*Items from an interface collection*
──────────
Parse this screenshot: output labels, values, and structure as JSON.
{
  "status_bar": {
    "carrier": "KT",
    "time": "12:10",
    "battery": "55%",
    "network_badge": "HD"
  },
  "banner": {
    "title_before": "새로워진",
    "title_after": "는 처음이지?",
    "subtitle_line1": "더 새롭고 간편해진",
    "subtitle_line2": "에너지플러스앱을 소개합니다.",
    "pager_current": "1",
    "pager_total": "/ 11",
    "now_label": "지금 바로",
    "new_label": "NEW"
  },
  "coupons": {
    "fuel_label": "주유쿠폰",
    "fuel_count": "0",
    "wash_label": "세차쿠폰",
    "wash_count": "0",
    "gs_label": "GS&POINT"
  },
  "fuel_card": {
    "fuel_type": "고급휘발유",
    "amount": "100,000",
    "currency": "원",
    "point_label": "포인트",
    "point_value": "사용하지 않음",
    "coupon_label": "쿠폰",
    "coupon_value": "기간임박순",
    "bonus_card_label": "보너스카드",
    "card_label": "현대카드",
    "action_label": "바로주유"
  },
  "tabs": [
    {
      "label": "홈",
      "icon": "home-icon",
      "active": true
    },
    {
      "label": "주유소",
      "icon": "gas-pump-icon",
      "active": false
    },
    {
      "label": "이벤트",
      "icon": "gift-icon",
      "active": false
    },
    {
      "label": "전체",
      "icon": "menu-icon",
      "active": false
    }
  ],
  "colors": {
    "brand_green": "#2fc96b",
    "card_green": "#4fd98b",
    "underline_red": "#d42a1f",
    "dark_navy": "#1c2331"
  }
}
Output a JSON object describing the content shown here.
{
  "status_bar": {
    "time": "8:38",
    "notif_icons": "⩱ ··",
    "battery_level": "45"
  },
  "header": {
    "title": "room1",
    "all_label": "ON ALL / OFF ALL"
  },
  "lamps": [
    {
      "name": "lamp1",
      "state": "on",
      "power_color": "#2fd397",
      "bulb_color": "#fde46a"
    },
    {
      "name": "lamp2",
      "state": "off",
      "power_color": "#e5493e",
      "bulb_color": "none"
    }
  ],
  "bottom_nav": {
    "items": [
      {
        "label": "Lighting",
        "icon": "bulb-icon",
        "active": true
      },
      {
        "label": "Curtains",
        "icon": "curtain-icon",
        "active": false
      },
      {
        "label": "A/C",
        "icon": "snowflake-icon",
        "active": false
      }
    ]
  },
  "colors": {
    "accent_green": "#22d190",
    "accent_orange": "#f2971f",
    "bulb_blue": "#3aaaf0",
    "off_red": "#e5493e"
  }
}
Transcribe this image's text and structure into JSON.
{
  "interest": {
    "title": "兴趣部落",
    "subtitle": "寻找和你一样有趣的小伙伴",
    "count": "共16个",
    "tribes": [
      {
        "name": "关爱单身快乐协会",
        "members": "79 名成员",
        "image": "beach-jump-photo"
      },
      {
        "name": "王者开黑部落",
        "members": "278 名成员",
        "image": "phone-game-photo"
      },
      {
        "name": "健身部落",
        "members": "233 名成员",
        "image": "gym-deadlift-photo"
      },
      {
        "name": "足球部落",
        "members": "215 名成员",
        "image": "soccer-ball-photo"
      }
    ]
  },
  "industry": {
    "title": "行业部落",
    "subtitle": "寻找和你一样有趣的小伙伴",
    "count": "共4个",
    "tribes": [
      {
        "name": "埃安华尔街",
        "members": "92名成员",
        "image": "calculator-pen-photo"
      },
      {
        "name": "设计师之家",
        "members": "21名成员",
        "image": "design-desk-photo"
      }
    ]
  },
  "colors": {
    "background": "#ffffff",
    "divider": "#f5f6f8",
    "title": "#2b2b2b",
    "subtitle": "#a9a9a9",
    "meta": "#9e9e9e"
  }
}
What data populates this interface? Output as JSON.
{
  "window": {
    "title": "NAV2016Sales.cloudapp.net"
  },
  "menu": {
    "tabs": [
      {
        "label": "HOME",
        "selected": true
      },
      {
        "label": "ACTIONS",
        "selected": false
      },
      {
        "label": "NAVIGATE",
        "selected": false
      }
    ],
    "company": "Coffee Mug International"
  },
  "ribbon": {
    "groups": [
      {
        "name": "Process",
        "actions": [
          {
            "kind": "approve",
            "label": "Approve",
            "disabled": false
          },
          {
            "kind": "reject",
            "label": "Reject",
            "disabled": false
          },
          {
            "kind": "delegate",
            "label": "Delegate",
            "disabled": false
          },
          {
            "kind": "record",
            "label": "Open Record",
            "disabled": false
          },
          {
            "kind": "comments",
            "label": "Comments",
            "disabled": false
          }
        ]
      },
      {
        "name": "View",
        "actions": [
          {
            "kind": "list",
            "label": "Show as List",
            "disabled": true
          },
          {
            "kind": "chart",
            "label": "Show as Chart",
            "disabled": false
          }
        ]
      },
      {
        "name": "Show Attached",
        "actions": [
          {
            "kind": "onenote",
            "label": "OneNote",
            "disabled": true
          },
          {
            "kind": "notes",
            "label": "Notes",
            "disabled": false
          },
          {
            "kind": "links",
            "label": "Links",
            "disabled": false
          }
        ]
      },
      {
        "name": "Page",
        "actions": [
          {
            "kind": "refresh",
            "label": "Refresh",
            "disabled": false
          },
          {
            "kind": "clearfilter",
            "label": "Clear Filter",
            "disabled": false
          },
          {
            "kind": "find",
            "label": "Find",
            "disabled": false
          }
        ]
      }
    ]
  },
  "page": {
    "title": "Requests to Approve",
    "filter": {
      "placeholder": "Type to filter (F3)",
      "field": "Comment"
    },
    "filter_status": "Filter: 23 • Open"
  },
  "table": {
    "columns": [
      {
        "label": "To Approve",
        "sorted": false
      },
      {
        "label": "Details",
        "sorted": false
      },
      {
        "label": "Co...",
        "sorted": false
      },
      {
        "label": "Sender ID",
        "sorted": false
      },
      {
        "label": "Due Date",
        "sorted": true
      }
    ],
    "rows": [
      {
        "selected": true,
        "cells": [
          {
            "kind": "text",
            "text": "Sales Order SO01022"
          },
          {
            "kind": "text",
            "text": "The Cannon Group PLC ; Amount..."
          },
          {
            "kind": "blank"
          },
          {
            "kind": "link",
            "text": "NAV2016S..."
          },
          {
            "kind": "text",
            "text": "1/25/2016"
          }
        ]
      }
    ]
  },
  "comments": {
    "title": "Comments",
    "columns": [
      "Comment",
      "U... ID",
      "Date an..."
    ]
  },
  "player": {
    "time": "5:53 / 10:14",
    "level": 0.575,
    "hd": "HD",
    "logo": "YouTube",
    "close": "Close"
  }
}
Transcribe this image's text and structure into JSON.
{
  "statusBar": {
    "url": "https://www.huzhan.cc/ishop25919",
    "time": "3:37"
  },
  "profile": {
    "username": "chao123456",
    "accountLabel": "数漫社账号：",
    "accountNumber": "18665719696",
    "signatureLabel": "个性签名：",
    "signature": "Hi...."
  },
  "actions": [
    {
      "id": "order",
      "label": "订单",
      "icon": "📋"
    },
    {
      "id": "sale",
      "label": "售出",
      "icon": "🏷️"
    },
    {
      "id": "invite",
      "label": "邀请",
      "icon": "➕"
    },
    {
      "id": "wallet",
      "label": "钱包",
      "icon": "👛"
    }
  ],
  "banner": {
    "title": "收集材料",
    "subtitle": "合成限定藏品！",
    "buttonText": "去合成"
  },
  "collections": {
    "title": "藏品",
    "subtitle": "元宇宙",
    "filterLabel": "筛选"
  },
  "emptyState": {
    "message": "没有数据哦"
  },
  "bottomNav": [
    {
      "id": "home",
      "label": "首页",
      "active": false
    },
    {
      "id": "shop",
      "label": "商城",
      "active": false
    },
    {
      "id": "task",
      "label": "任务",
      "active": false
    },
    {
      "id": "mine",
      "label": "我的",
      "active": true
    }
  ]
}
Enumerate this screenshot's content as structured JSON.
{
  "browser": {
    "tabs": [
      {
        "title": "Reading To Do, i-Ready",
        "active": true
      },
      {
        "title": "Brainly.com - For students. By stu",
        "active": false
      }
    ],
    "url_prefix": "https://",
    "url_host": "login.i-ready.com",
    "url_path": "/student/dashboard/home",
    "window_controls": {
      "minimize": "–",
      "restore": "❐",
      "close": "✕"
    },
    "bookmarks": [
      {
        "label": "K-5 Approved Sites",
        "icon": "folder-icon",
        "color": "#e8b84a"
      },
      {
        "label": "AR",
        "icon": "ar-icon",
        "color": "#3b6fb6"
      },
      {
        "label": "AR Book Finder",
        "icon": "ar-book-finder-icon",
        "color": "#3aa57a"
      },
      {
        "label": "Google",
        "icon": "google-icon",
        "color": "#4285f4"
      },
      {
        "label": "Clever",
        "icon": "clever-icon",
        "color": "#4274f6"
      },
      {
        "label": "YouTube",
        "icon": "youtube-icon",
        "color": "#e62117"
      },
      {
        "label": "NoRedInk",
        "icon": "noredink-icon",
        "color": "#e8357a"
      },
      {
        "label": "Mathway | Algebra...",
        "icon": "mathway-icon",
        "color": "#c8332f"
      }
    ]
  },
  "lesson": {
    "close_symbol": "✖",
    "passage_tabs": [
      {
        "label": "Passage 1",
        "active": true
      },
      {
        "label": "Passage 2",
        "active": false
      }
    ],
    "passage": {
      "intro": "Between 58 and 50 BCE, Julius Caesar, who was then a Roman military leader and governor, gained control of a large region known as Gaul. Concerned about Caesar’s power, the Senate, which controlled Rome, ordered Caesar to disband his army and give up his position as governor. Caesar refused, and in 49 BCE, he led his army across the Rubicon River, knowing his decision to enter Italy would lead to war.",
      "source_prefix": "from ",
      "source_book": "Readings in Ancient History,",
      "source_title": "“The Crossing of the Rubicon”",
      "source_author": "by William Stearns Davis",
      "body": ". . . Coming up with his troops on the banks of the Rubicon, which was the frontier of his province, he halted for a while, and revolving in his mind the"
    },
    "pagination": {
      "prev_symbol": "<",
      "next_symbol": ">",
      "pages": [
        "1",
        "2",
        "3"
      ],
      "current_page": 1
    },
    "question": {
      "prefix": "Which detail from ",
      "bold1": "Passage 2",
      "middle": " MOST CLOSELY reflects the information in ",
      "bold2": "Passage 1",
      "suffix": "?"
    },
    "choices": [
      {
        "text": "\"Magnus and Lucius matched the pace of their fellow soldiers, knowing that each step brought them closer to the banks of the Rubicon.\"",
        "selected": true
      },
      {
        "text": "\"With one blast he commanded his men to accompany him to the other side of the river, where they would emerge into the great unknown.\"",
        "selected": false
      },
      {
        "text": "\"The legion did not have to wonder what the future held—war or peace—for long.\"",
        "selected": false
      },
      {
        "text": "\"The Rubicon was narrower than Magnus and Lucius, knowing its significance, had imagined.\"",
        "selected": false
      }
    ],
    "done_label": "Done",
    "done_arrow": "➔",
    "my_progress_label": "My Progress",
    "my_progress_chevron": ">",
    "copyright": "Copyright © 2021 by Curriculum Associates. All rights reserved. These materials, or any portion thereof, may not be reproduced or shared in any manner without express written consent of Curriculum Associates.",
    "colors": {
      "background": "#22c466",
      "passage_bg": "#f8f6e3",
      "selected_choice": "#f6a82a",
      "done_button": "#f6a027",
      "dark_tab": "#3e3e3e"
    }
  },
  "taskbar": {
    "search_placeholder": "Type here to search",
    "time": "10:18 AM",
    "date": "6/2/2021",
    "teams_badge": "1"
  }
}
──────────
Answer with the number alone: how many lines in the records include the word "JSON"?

*OUTPUT*
6